Introduction to “Threetorials” and Art Image Usage
Each Field Guide has between 150 and 200 art illustrations and graphics. These are not incidental images, but were specifically chosen as part of my efforts to “show, not just tell.” I find these “gold guy” images from Fotolia artist Scott Maxwell provide metaphors that demonstrate what abstract concepts look in concrete action. And for some of us, we may remember the art image or graphic as the doorway to the content, while others may find the words a more graspable gateway. In team situations, we should expect to have both of those kinds of learners, along with participants who need other elements to optimize their processes of learning and applying – thought questions, discussion guides, case studies, etc.
This “Essentials” post has a series of three-frame tutorials, or “Threetorials,” as I have sometimes called them. These are drawn from a larger set I’ve been working on that refine 15 complex concepts into sets of 10 slides for each. In the larger sets of 10, the first 3 slides typically introduce a concept framework, and the next 7 give details.

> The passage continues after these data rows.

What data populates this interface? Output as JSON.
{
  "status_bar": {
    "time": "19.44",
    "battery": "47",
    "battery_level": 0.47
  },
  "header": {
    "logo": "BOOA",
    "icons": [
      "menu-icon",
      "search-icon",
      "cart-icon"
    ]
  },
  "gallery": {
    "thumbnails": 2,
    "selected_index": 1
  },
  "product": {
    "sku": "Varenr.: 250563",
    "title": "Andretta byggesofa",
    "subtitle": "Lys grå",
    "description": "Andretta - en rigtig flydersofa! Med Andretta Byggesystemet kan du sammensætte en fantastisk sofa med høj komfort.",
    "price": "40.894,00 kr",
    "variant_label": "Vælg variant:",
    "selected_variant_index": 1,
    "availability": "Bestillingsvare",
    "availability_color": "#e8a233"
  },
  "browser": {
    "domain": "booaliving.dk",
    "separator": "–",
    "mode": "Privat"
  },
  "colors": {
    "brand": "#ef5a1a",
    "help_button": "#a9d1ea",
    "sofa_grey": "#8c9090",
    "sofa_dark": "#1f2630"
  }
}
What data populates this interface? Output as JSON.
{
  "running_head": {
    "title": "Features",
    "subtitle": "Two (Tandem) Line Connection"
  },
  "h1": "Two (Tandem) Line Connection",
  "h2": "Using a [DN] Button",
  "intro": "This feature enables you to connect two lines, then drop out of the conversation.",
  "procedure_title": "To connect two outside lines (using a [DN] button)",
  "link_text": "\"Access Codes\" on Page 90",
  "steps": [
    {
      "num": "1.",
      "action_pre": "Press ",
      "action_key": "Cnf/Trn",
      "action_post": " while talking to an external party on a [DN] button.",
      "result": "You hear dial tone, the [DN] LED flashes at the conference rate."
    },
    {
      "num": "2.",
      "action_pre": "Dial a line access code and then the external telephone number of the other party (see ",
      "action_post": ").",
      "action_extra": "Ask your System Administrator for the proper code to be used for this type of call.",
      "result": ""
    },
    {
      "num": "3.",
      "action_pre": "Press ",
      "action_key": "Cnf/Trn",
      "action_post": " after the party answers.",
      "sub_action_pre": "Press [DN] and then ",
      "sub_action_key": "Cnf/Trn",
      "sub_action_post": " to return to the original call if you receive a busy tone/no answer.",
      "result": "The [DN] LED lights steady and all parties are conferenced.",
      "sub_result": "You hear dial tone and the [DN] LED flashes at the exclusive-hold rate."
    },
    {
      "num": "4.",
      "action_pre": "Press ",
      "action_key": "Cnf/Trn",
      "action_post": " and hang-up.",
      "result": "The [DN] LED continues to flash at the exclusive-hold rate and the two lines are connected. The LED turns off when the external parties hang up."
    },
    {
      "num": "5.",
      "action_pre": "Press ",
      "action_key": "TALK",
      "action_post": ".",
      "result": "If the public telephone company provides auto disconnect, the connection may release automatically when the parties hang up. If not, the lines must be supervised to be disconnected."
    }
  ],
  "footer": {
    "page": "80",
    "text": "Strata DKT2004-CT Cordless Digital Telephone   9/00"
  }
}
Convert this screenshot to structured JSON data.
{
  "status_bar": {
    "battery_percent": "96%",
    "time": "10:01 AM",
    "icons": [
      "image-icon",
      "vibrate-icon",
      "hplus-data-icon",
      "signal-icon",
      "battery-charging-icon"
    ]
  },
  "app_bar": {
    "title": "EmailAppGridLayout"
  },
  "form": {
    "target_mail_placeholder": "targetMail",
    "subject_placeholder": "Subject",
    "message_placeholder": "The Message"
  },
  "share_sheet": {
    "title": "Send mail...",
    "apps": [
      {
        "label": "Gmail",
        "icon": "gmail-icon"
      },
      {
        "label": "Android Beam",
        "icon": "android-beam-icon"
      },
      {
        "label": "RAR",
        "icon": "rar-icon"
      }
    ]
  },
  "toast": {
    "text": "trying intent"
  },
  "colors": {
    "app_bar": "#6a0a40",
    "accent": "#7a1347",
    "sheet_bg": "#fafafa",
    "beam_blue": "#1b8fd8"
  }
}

I plan to make the full sets of 10 available at some later date, but have not yet determined in what format(s).
In the Threetorials here, the first slide usually gives a definition of the concept framework, or a summary quote about it. The second slide usually gives some kind of visual image, chart, or graphic, plus a few details. (Note my Fotolia licensing information at the bottom of such slides.) The third slide expands on some of the most important points in the first two slides. [Click on the thumbnail image to see a full-screen-size version.]